5. Your Portion of Retirement and Investment Accounts

Retirement accounts like 401(k)s and IRAs, as well as investment accounts built up during the marriage, are often divided in divorce. It’s essential that you work with your family law attorney to get your fair share of the retirement and investment accounts built up jointly over the years.

This includes getting a fair share of the account balances as well as avoiding any tax penalties for early withdrawal. Make sure the terms of the divorce settlement agreement specify how and when retirement assets will be divided. You don’t want to get stuck paying extra taxes or surrendering your share earlier than necessary.

Additional Terms that May Be Worth Discussing

Besides the major items above, here are some additional terms you may want to address in your agreement for divorce settlement in Minnesota:

  • Ownership and sale of the marital home – Decide if one spouse can buy the other out, or if you’ll sell and split proceeds
  • Division of insurance policies like health, life, home, and auto – Determine how these will be divided up
  • Tax returns and dependents – Specify who can claim children as dependents and how joint returns will be handled
  • Closing and splitting bank accounts and joint credit cards
  • Division of frequent flyer miles, reward points, and other intangible assets
  • Division of personal property like home furnishings, jewelry, and collectibles

While not the key components that sustain your very livelihood and ability to rebuild, issues like bank accounts and property division can get messy fast if left unresolved. Don’t let lingering logistics dampen your fresh start.

Work with an MN Experienced Divorce Attorney

At Martine Law, our Minneapolis divorce attorneys have extensive experience negotiating divorce settlements across the Twin Cities area.

We take time to understand your priorities, advise you of your options, and craft proposals that reflect your interests. And if an out-of-court settlement can’t be reached, we’ll skillfully represent you in contested divorce litigation.
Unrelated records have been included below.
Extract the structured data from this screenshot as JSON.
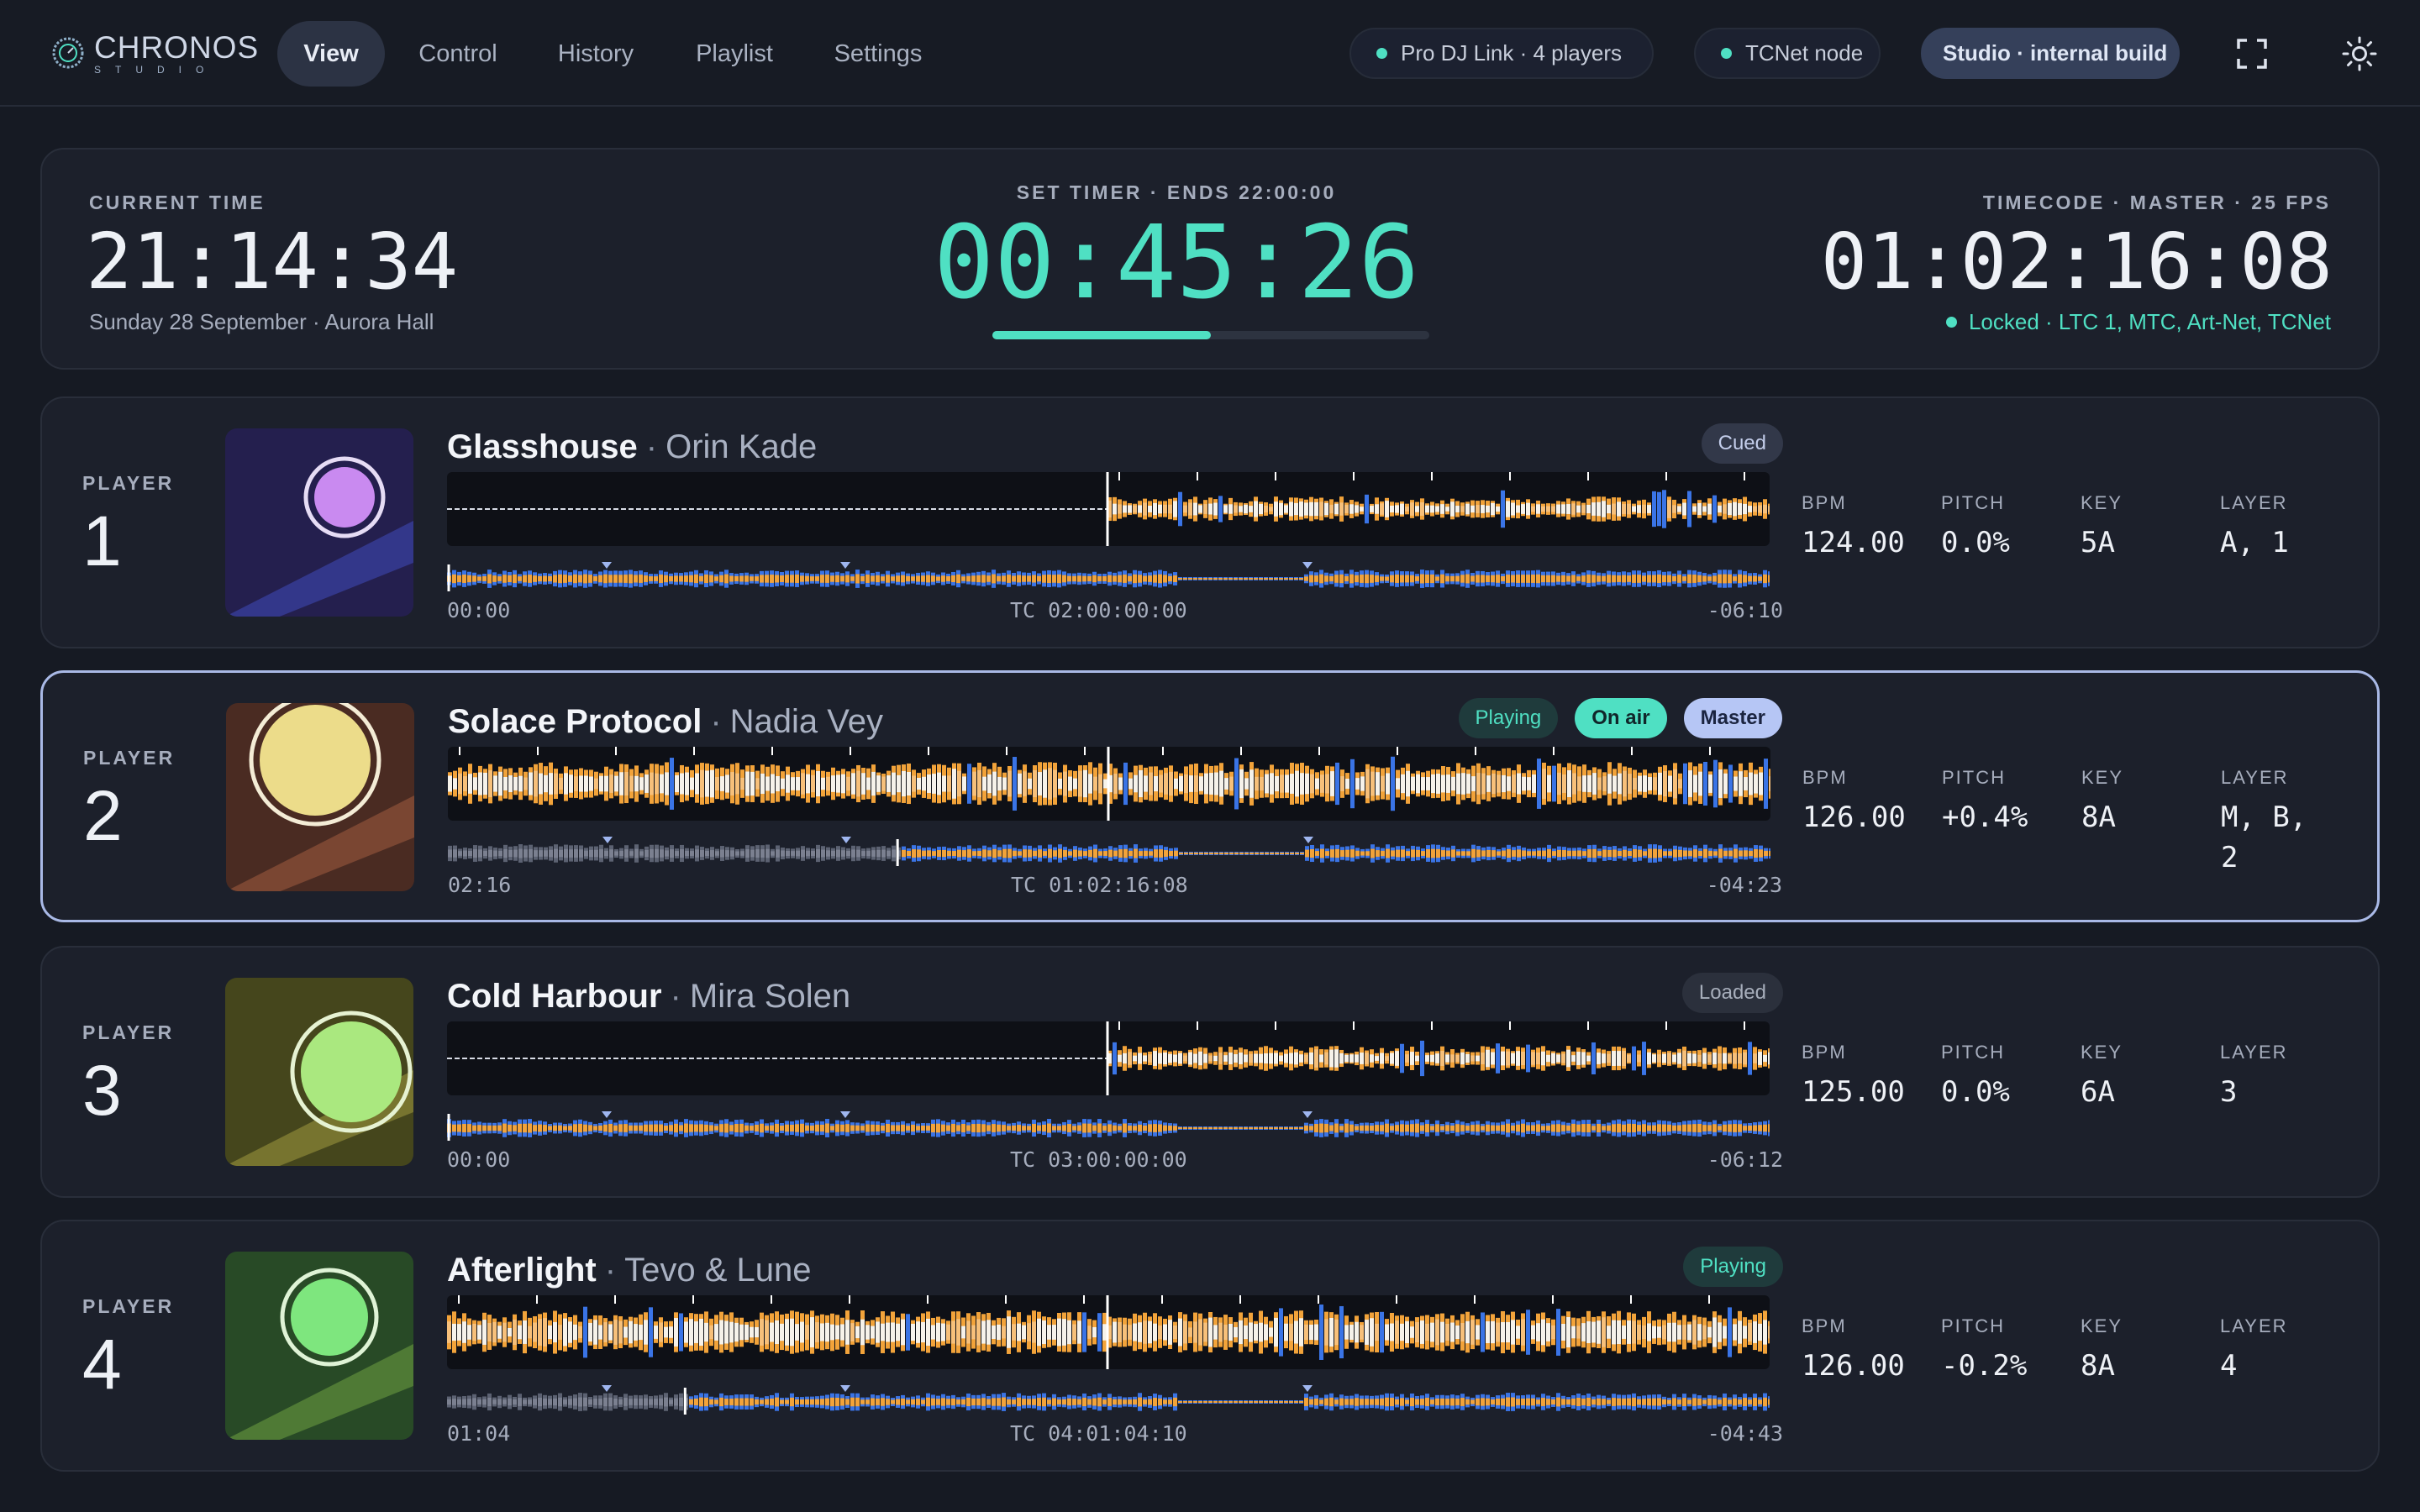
{
  "app": {
    "name": "CHRONOS",
    "sub": "STUDIO"
  },
  "nav": {
    "tabs": [
      {
        "label": "View",
        "active": true
      },
      {
        "label": "Control"
      },
      {
        "label": "History"
      },
      {
        "label": "Playlist"
      },
      {
        "label": "Settings"
      }
    ],
    "status_link": "Pro DJ Link · 4 players",
    "status_tcnet": "TCNet node",
    "build": "Studio · internal build",
    "icons": [
      "fullscreen-icon",
      "brightness-icon"
    ]
  },
  "clock": {
    "current_label": "CURRENT TIME",
    "current_time": "21:14:34",
    "current_sub": "Sunday 28 September · Aurora Hall",
    "timer_label": "SET TIMER · ENDS 22:00:00",
    "timer_value": "00:45:26",
    "timer_progress": 0.5,
    "tc_label": "TIMECODE · MASTER · 25 FPS",
    "tc_value": "01:02:16:08",
    "tc_status": "Locked · LTC 1, MTC, Art-Net, TCNet"
  },
  "colors": {
    "accent": "#4fe0c3",
    "orange": "#f2a33a",
    "blue": "#3a74e6",
    "select": "#a9b9e6"
  },
  "players": [
    {
      "label": "PLAYER",
      "num": "1",
      "title": "Glasshouse",
      "artist": "Orin Kade",
      "badges": [
        {
          "text": "Cued",
          "cls": "b-cued"
        }
      ],
      "elapsed": "00:00",
      "tc": "TC 02:00:00:00",
      "remain": "-06:10",
      "bpm_label": "BPM",
      "bpm": "124.00",
      "pitch_label": "PITCH",
      "pitch": "0.0%",
      "key_label": "KEY",
      "key": "5A",
      "layer_label": "LAYER",
      "layer": "A, 1",
      "progress": 0,
      "playing": false,
      "art": {
        "bg": "#241f4e",
        "stripe": "#33378a",
        "disc": "#c98af0",
        "ring": "#e6dcf5"
      }
    },
    {
      "label": "PLAYER",
      "num": "2",
      "title": "Solace Protocol",
      "artist": "Nadia Vey",
      "badges": [
        {
          "text": "Playing",
          "cls": "b-play"
        },
        {
          "text": "On air",
          "cls": "b-onair"
        },
        {
          "text": "Master",
          "cls": "b-master"
        }
      ],
      "elapsed": "02:16",
      "tc": "TC 01:02:16:08",
      "remain": "-04:23",
      "bpm_label": "BPM",
      "bpm": "126.00",
      "pitch_label": "PITCH",
      "pitch": "+0.4%",
      "key_label": "KEY",
      "key": "8A",
      "layer_label": "LAYER",
      "layer": "M, B,\n2",
      "progress": 0.34,
      "playing": true,
      "art": {
        "bg": "#4a2b22",
        "stripe": "#7a4632",
        "disc": "#ecdc8a",
        "ring": "#f4ecd6"
      }
    },
    {
      "label": "PLAYER",
      "num": "3",
      "title": "Cold Harbour",
      "artist": "Mira Solen",
      "badges": [
        {
          "text": "Loaded",
          "cls": "b-loaded"
        }
      ],
      "elapsed": "00:00",
      "tc": "TC 03:00:00:00",
      "remain": "-06:12",
      "bpm_label": "BPM",
      "bpm": "125.00",
      "pitch_label": "PITCH",
      "pitch": "0.0%",
      "key_label": "KEY",
      "key": "6A",
      "layer_label": "LAYER",
      "layer": "3",
      "progress": 0,
      "playing": false,
      "art": {
        "bg": "#45461c",
        "stripe": "#77742f",
        "disc": "#aae87f",
        "ring": "#e6f2d2"
      }
    },
    {
      "label": "PLAYER",
      "num": "4",
      "title": "Afterlight",
      "artist": "Tevo & Lune",
      "badges": [
        {
          "text": "Playing",
          "cls": "b-play"
        }
      ],
      "elapsed": "01:04",
      "tc": "TC 04:01:04:10",
      "remain": "-04:43",
      "bpm_label": "BPM",
      "bpm": "126.00",
      "pitch_label": "PITCH",
      "pitch": "-0.2%",
      "key_label": "KEY",
      "key": "8A",
      "layer_label": "LAYER",
      "layer": "4",
      "progress": 0.18,
      "playing": true,
      "art": {
        "bg": "#284a26",
        "stripe": "#4f7a35",
        "disc": "#7ee67e",
        "ring": "#dff3d6"
      }
    }
  ]
}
To get started on your Minnesota divorce case and ensure you know what to ask for in your settlement, schedule a consultation with our team today. We are here to fight for the outcomes you want and deserve in your divorce.